The Lib Dem Lords Paradox

Inigo Thomas

There was no election for the House of Lords last week, obviously, so no surprise to wake up to on that front, but that doesn’t mean there’s no surprise at all. The numbers of the House of Lords are as follows:

Liberal Democrat101
Other parties15

The difference between the crossbench and the non-affiliated peers is that crossbenchers have a convenor, who briefs them on what’s going on; the non-affiliated peers really are individuals on their own. There are other lords who aren’t there: those that don’t go because they’re members of the judiciary or because they have taken a leave of absence (e.g. Conrad Black). One peer remains suspended, Lord Hanningfield: he went to prison for abusing his expense allowance and served a quarter of his sentence. Michael Ashcroft remains to the world Lord Ashcroft, despite his resignation from the house prior to the election. He’s entitled to do so, there’s status left in titles, though less than there ever was.

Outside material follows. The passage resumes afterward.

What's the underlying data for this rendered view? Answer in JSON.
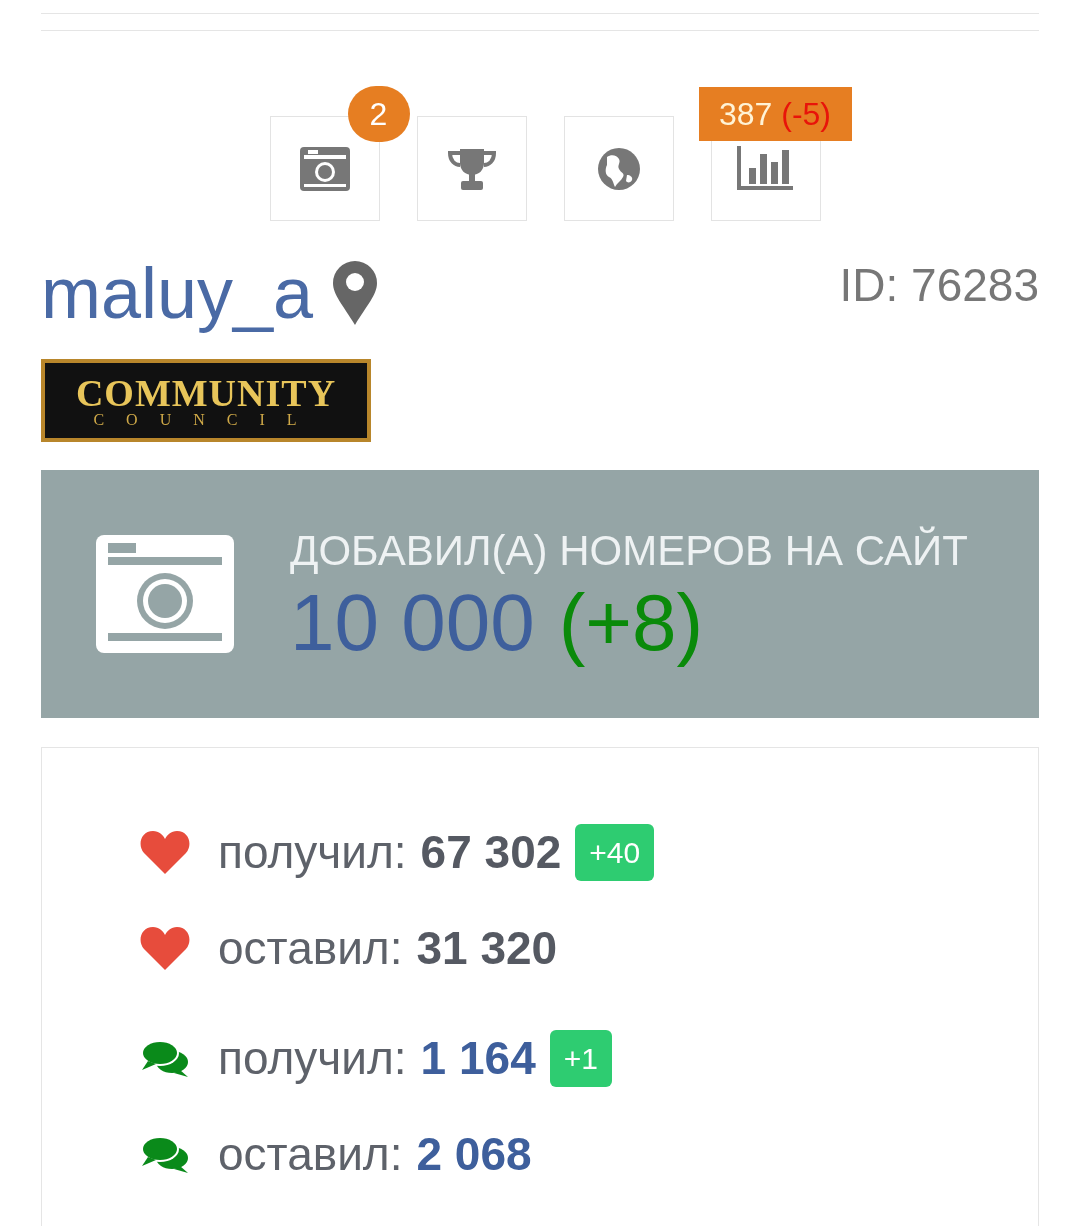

There is not one SNP peer; the party wants the Lords abolished. Mind you, Cameron might become more sympathetic to the Sturgeon view. Before the election, the coalition of Tories and Lib Dems formed the largest block in the Lords; now the Tories can’t count on even a third of the house. Cameron could make a large number of new peers – that’s what Blair did after 1997 – but until he does so, or something else changes, Labour and the Lib Dems could unite to hold up legislation passed on from the House of Commons. The irony involved in that alliance might prove too difficult for its members to go along with. And how can the Lib Dems in the House of Lords carry on anyway? The party that’s made a point of demanding constitutional reform and an elected House of Lords now has a presence in the unelected second chamber more than ten times its presence in the elected House of Commons. How do they justify that?


  • 12 May 2015 at 8:08pm
    cufflink says:
    The big issue for the Upper House will be Scotland and the break up of the UK. Everyone is forgetting the outline pledges and promises made to them to secure the No vote; and with the Establishment wish through the Royal interest that a United Kingdom must continue as a realm. This will entail not just a transfer of powers to Scotland but substantial placating subsidies or share-out. Perhaps just a one-off payment and allocation next year to get the Scots' parlous economy straight; but a continuance of these favours would create unprecedented upheaval in England and engender similar claims from Wales and NI. We shall have to refurbish Coldstream and retake Harlech. Of course the Lords battalions won't be much good, merely lead soldiers.

  • 13 May 2015 at 7:37pm
    Timothy Rogers says:
    A question from a citizen of a former colony (or 13 colonies, now known as the USA). Does the House of Lords have any functions other than ceremonial ones? For instance, is it possible for the House of Lords to actually stymy legislation emanating from the Commons, and, if so, can their veto be over-ridden? Other than for the social-status recognition of its members, what are they there for?

    • 13 May 2015 at 9:24pm
      Sean Whitton says: @ Timothy Rogers
      Yes, all legislation must be voted on by the majority of members of both houses. The House of Lords often proposes amendments and then send the bill back to the commons. However, the House of Commons can overrule the House of Lords eventually though the process is lengthy.

    • 14 May 2015 at 2:34pm
      Timothy Rogers says: @ Sean Whitton
      Thanks to Mr. Whitton and Mr. Carley for the information; it's never too late to acquire a basic education.

  • 14 May 2015 at 9:31am
    Michael Carley says:
    History might rhyme, if not repeat. The Parliament Act, removing the power of the Lords to block legislation came about when Asquith threatened to appoint enough new peers to give the Liberals a majority. It was then used to force through Home Rule for Ireland.